bhāva-jñānena hāvena rūpa-cāturya-saṁpadā |
−−−⏑¦⏑−−−¦¦−−−−¦⏑−⏑−strīṇām-eva ca śaktāḥ stha saṁrāge kiṁ punar-nṛṇām || 4.12
Again, through knowing the emotions,
through challenging invitations,
Through possession of beautiful form and dexterity,
You are powerful agents in respect of passion in women,
To say nothing of passion in men.
In today's verse bhāva-jñānena and rūpa-cāturya-saṁpadā mirror similar expressions in BC4.9, namely, bhāva-grahaṇa-paṇḍitāḥ (“being expert in understanding the emotions”) and rūpa-cāturya-saṁpannāḥ (“being possessed of beautiful form and dexterity”). Is it Aśvaghoṣa's intention to give the reader or listener a second chance to consider not only the ostensible meaning of these expressions, but also any hidden meaning which might lie buried in them?

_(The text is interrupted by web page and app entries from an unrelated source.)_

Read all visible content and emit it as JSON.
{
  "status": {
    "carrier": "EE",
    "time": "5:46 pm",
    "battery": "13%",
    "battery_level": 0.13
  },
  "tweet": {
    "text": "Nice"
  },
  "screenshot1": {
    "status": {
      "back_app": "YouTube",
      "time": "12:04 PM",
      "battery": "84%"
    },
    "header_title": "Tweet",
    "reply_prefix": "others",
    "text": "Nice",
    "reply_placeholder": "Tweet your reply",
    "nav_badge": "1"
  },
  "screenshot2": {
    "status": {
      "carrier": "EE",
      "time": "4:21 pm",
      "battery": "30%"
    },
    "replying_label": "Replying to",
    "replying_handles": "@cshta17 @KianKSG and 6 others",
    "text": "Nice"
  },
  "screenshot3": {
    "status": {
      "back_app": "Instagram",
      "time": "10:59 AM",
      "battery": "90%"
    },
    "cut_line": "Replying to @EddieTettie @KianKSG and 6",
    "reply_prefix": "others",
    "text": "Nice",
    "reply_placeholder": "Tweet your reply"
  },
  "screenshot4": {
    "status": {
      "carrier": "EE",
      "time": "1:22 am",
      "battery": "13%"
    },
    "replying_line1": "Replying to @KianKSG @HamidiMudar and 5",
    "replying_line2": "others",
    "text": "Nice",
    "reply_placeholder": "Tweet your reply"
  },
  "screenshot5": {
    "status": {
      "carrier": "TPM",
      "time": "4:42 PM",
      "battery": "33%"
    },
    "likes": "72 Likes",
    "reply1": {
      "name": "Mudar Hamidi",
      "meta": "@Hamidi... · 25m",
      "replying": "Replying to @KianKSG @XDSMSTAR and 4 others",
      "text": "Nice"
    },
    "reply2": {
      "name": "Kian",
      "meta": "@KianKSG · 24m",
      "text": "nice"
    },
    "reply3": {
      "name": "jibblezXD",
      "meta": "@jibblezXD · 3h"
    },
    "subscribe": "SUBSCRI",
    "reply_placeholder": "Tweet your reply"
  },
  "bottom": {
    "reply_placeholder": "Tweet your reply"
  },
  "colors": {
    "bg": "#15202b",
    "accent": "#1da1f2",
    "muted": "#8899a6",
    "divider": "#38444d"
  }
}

The new element in the first half of today's verse is hāvena, from the root √hve, which the dictionary gives as "to call upon, summon, challenge." As the collective noun for “ten coquettish gestures of women,” however, hāva is most often used to mean so-called blandishments. Hence the ostensible meaning of hāvena in the 1st pāda is “by your coquetry” (EBC), or “by your blandishments” (EHJ), or “with your flirtatious dalliance” (PO). I think the hidden meaning that Aśvaghoṣa had in mind might have been nothing flirtatious but rather the kind of challenge that the Buddha issues to Nanda at the end of the 16th canto of Saundara-nanda, culminating in the following verse:
"After ploughing and protecting the soil with great pains, a farmer gains a bounteous crop of corn; After striving to plumb the ocean's waters, a diver revels in a bounty of coral and pearls; / After seeing off with arrows the endeavour of rival kings, a king enjoys royal dominion. So direct your energy in pursuit of peace, for in directed energy, undoubtedly, lies all growth." // SN16.98 //
Udāyin's intention is to describe the courtesans as being so emotionally intelligent, flirtatious, beautiful and deft as to be capable of inflaming passion even in other women, let alone in men.
The words that Aśvaghoṣa puts in Udāyin's mouth, however, are such that he might also be describing a group of female buddhas who are so emotionally intelligent, challenging, possessed of that form which is free of “form,” and skillful, that each of them is able to exert an indirect but powerful influence both on other women and on other men, in the matter of devoting oneself to passion or, conversely, to dispassion.
bhāva-jñānena (inst. sg.): by knowing the heart ; through the higher knowledge (derived from meditation) of being
bhāva-jñā: mfn. knowing the heart
bhāva: m. becoming, being ; any state of mind or body , way of thinking or feeling , sentiment , opinion , disposition , intention ; purport , meaning , sense ; love , affection , attachment ; the seat of the feelings or affections , heart , soul , mind
jñāna: n. knowing , becoming acquainted with , knowledge , (esp.) the higher knowledge (derived from meditation on the one Universal Spirit)
hāvena (inst. sg.): m. (from √ hve) calling , alluring , dalliance , blandishment (collective N. of ten coquettish gestures of women)
√ hve: to call , call upon , summon , challenge , invoke (with nāmnā , " to call by name " ; with yuddhe , " to challenge to fight ")
rūpa-cāturya-saṁpadā (inst. sg.): by possession of beautiful form and dexterity
rūpa: n. any outward appearance or phenomenon or colour (often pl.) , form , shape , figure ; handsome form, beauty
cāturya: n. dexterity; amiableness
sampad: f. success , accomplishment , completion , fulfilment , perfection ; attainment , acquisition , possession , enjoyment ; being , existence (ifc.= " possessed of ")
strīṇām (gen. pl.): f. women
śaktāḥ (nom. pl. f.): mfn able , competent for , equal to , capable of (instr. gen. dat. loc. acc. of person with prati inf. , or comp.) [Apte: 1. able; 2. strong; 3. rich; 4. significant; 5. clever; 6. speaking kindly]
śak: to be strong or powerful , be able to or capable of or competent for (with acc. dat. or loc.)
stha = 2nd pers. pl. as: to be
saṁrāge (loc. sg.): m. redness ; passion, vehemence
kiṁ punar: ind. how much more? how much less?
nṛṇām (gen. pl.): m. men
[Relation to Sanskrit tenuous]